RECORDS SUPPLIED -

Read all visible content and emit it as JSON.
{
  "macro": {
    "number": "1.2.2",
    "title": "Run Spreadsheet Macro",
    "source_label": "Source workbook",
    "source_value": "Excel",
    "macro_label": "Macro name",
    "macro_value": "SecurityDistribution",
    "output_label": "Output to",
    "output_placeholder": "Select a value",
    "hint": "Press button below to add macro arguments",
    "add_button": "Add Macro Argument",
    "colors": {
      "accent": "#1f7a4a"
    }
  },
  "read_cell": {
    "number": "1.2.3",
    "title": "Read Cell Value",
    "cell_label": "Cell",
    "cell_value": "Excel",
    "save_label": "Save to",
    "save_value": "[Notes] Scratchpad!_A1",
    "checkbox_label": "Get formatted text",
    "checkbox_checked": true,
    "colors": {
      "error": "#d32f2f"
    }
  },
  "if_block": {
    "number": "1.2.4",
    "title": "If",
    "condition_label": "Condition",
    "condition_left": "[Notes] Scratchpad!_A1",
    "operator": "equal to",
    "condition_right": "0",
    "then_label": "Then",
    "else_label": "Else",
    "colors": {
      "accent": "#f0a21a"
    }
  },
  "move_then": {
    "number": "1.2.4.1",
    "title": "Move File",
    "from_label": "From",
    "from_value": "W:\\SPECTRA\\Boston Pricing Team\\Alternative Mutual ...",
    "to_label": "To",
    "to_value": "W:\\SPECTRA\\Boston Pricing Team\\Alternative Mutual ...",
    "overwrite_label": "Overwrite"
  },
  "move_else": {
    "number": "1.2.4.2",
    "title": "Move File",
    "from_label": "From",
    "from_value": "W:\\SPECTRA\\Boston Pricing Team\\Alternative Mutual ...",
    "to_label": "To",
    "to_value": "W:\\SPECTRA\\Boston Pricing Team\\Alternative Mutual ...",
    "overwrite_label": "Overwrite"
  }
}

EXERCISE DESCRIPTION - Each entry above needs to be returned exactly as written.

EXERCISE OUTPUT -
Read all visible content and emit it as JSON.
{
  "macro": {
    "number": "1.2.2",
    "title": "Run Spreadsheet Macro",
    "source_label": "Source workbook",
    "source_value": "Excel",
    "macro_label": "Macro name",
    "macro_value": "SecurityDistribution",
    "output_label": "Output to",
    "output_placeholder": "Select a value",
    "hint": "Press button below to add macro arguments",
    "add_button": "Add Macro Argument",
    "colors": {
      "accent": "#1f7a4a"
    }
  },
  "read_cell": {
    "number": "1.2.3",
    "title": "Read Cell Value",
    "cell_label": "Cell",
    "cell_value": "Excel",
    "save_label": "Save to",
    "save_value": "[Notes] Scratchpad!_A1",
    "checkbox_label": "Get formatted text",
    "checkbox_checked": true,
    "colors": {
      "error": "#d32f2f"
    }
  },
  "if_block": {
    "number": "1.2.4",
    "title": "If",
    "condition_label": "Condition",
    "condition_left": "[Notes] Scratchpad!_A1",
    "operator": "equal to",
    "condition_right": "0",
    "then_label": "Then",
    "else_label": "Else",
    "colors": {
      "accent": "#f0a21a"
    }
  },
  "move_then": {
    "number": "1.2.4.1",
    "title": "Move File",
    "from_label": "From",
    "from_value": "W:\\SPECTRA\\Boston Pricing Team\\Alternative Mutual ...",
    "to_label": "To",
    "to_value": "W:\\SPECTRA\\Boston Pricing Team\\Alternative Mutual ...",
    "overwrite_label": "Overwrite"
  },
  "move_else": {
    "number": "1.2.4.2",
    "title": "Move File",
    "from_label": "From",
    "from_value": "W:\\SPECTRA\\Boston Pricing Team\\Alternative Mutual ...",
    "to_label": "To",
    "to_value": "W:\\SPECTRA\\Boston Pricing Team\\Alternative Mutual ...",
    "overwrite_label": "Overwrite"
  }
}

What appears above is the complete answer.